Al Buckenberger, manager for the 1892-94 Pirates. He took over for manager Tom Burns 60 games into the 1892 season, with the Pirates record standing at 27-32 at the time. Buckenberger would turn the team around, finishing with a 53-41 record the rest of the way. In 1893 he led the team to their best finish since joining the National League in 1887, going 81-48, which was good enough for second place, five games behind Brooklyn. The team’s .628 winning percentage that year is the sixth best in franchise history. However, the team record the next year was a disappointing 53-55 after a doubleheader on September 1st, when he lost his job to the team’s catcher, Connie Mack. The Pirates went by the team nickname “Braves” during the 1894 season (it appeared infrequently during the 1893 season as well), and they were often called Buck’s Braves by the local papers. For Mack, it was the start of a 53-year career as a manager. A few weeks after his release, there was talk that Buckenberger was approached to manage a Pittsburgh team in a new league that could form in 1895 and rival the National League, much like the Player’s League did four years earlier. That rumor apparently led to his departure from the Pirates. That new league never formed and he managed the 1895 St Louis Browns (Cardinals) instead. Buckenberger had managed for two seasons in the majors prior to joining the Pirates and then added another four seasons afterwards. He also managed for six seasons in the minors and was a minor league player for four seasons. He went 187-144 at the helm of Pittsburgh, and in nine big league seasons, he had a 488-539 record.

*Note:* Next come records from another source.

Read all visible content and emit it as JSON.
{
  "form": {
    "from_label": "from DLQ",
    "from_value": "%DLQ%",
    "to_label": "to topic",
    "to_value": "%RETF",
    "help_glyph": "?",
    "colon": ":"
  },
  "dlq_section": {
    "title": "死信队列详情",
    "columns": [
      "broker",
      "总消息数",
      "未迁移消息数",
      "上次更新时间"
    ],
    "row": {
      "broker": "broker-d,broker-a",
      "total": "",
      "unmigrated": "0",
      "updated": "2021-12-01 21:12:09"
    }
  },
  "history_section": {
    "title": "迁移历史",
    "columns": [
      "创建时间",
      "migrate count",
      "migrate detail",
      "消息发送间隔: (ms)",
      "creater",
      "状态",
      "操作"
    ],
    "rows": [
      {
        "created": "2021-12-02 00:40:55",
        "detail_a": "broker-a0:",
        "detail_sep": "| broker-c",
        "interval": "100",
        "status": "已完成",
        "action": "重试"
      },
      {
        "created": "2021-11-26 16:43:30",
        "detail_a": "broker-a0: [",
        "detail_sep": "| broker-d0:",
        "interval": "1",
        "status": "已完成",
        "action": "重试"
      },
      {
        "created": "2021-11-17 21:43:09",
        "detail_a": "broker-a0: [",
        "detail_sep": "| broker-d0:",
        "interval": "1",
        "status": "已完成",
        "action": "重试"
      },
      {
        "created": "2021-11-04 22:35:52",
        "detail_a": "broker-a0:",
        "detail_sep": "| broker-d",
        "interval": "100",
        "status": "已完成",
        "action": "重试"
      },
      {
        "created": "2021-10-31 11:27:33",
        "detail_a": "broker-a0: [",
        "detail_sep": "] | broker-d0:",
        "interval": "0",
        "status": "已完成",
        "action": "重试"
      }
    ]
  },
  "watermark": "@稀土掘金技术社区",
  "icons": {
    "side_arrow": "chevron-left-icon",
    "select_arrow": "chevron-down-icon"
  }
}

Bob Ferguson, Utility fielder for the 1884 Pittsburgh Alleghenys. He was a star baseball player before the first Major League was organized in 1871, beginning his amateur career at least eight years earlier. Ferguson was 26 years old before the National Association was formed in 1871, and 31 years old before the National League first played a game. In fact, the schedules were so short during the era he played in, that he played 824 Major League games over 14 seasons and twice led the league in games played. His big league totals, not surprisingly, don’t look like those of a star player, but the man they nicknamed “Death to Flying Things” was one of the best fielders of his time (he mostly played third base) and he could handle the bat too. He is regarded by most as the first switch-hitter in baseball, a lifetime .265 hitter with 357 RBIs and 544 runs scored.  His best season at the plate was 1878 for the Chicago White Stockings, when he hit .351, with 44 runs and 39 RBIs in 61 games. That ended up being his only .300+ season in the majors. By the time he joined the Alleghenys, he was at the end of his career, already 39 years old, the oldest player in the majors at the time. Ferguson played ten games for Pittsburgh, seeing time at four different spots. He hit just .146, with six singles in 41 at-bats. He played his final game on July 1st and he was relieved of his managerial duties on July 16th, officially ending his big league playing career. He managed for parts or all of 16 seasons in the majors, including an 11-31 record as the second of five managers the 1884 Alleghenys had that season. He played every position in the majors except left field, though most of his time was spent at third base earlier in his big league career and second base later. The only home run Ferguson hit in his Major League career came off another great nickname in baseball history, Ed “The Only” Nolan, who it was said that he always wanted to be the only starting pitcher for the team he was on, though my own extensive research debunked that nickname origin story. Ferguson’s nickname came from his ability to catch fly balls back before any type of gloves were worn. With a birth date on January 31, 1845, he has the earliest date of birth for any player in Pirates history.